Rome is a busy city with an inexhaustible number of things that you can do. Therefore, you may want to plan the sights you will visit and your transport there. While the Vespa scooter is an iconic sight on the road network in Rome, the public services network may be preferable. You can utilise the local buses, metro, taxis and your own two feet! Read on to discover what will be the right methods for you.
Initially, your first trip will probably be your transfer from the airport to the city itself. We have two dedicated articles for Ciampino and Fiumicino airports respectively. For a full, comprehensive, airport transfer and a range of personalised city tours, don’t hesitate to choose us at Welcome!
The layout of Rome is similar to many classical European cities. A lot of the city’s ancient historical sights and must-see historical highlights are located in the centre. These are typically within a 20-minute walk of Rome’s Termini central station. For this reason, spending a good amount of time on foot is a great idea. Highlights include the Colosseum, the Pantheon, La Fontana di Trevi, the Spanish Steps, Roman Forum and the many impressive Basilicas. These and the many other visual treats could be missed or not properly appreciated by taking public transport.
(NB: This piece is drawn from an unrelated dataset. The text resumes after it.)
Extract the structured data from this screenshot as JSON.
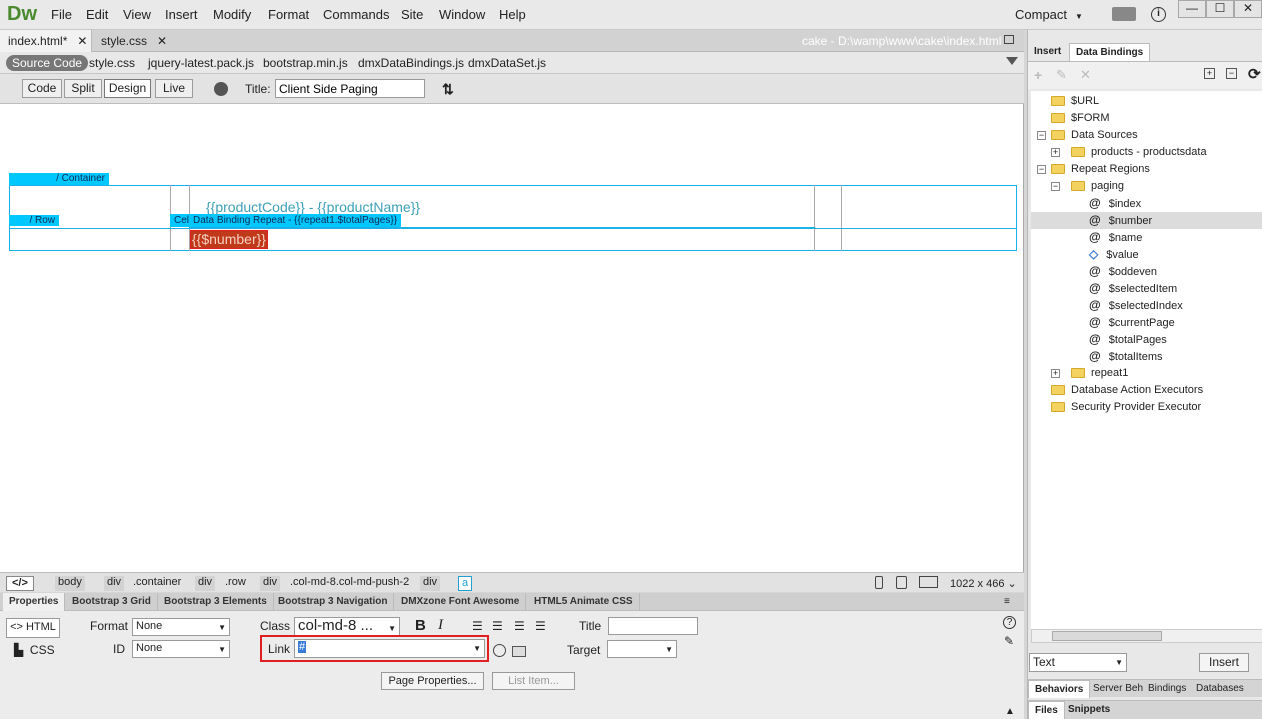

Other locations which you should not want to miss are further out of the city centre. Some of these are the Vatican city, the Villa Borghese and the Catacombe di San Callisto. If you have the time, a well-planned route by foot is ideal, because of the many sights you will see. However, if time is not on your side, an alternative might be required.
The metro in Rome is an easy and efficient way to get about faster than on foot. It is a small network with only 3 lines: Green, Orange and Blue. The orange line runs through Termini station, running roughly from north-west to south-east. This is the line you need for the Vatican city. The blue line crosses the opposite way, from north-east to south-west. This is the line the Colosseo metro station is on. The green line stretches from the centre to the east of the city. The metro opens at 05:30 am until 23:30 pm. On Friday night and Saturday nigh,t it is open until 01:30 am.
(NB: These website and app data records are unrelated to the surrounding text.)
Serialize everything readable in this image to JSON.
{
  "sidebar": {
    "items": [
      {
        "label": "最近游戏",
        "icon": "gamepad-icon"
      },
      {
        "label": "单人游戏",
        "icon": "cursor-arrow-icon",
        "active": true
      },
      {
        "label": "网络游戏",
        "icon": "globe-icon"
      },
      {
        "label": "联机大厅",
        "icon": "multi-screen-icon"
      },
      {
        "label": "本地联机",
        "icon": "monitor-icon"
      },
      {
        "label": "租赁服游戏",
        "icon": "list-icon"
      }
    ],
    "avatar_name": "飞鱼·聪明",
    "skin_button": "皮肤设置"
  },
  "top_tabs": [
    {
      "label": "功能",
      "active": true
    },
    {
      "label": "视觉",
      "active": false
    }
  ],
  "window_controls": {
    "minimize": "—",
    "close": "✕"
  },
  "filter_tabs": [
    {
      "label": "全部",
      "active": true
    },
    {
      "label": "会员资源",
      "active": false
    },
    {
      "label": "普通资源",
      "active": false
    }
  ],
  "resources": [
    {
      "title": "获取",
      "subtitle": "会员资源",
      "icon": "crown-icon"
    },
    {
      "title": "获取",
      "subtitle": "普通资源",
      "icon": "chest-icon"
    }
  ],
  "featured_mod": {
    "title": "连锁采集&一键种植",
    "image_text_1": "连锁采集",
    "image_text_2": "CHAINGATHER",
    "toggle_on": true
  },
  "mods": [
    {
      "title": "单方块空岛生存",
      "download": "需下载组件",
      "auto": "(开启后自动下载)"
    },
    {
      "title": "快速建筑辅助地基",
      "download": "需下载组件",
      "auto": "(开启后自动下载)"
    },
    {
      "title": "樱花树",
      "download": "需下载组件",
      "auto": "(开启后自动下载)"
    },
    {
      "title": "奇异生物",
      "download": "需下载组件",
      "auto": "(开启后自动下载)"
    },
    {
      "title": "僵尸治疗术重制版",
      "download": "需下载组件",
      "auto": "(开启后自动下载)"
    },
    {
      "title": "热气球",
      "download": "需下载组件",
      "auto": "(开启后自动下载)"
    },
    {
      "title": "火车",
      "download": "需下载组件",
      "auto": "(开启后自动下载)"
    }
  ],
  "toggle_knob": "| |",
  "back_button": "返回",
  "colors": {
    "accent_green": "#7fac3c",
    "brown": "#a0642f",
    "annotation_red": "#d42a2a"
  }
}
The bus network is an effective alternative to the metro. Especially if you find yourself close to a bus stop at night, when the metro isn’t operating. There are the daytime ‘Urban lines’(U), the Night buses (N), the express lines (X) and the ‘exact links’ (E). The X lines service the city outskirts, whereas the E links connect the city centre to the surrounding neighbourhoods. A hop-on hop-off bus service is also a fantastic way to get around and explore the city.
There are many bus routes, which can make things a bit confusing. However, you can find the schedule and direction of the buses at each stop. Many also have digital signs, with updates for which bus is due. Just bear in mind that traffic in Rome is heavy at the best of times, so you should expect the buses to be somewhat delayed.
Other Transport Modes
Other options that we’ll mention are the tram, urban railway and taxis, howeve,r they are likely to be less useful modes of transport.
The tram is typically slower than the bus network and operates more on the outskirts of the city. Whilst helpful for locals living outside the city centre, as a tourist a local bus or metro would be more efficient.
The urban railway network is an above ground train network operating through the city. It is useful if you need to get to more northerly or southerly neighbourhoods. Also, if you want to take a suburban train out of the city, this network should connect to it.
There are also many taxis that can be taken, should you need to. They are white, have ‘taxi’ written on top and should have the company phone number on the side. It is advisable to take a fully licensed taxi, because they are reported to overcharge customers. An average journey in central Rome should cost between €6-€8, but night charges and additional luggage incur extra costs.
Tickets in Rome work across public transport types. Beginning at €1.50 for up to 75-minutes. These tickets are only valid once on the metro. However, you can transfer to other transport services, such as a bus, within the 75 minutes. Other ticket types include: day ticket (BIG)- €6, 3 day ticket (BTI)- €16.50, week ticket (CIS)- €24. There are also monthly and yearly passes if you are staying longer. These tickets are available at metro station vending machines, as well as newsagents, kiosks and some shops.
It is important to validate these tickets, which will be done automatically when entering the metro turnstiles. If not using the metro, there are validation points on other transport types. Children under 10 years old may use public transport for free. For the all in one, you can opt for the Roma Pass. This will cover you for your public transport use, as well including museum entry.
It is worth taking some time to factor in transport when planning your itinerary. But, keep in mind that everywhere you go in Rome, it is always bella vista! Enjoy the view!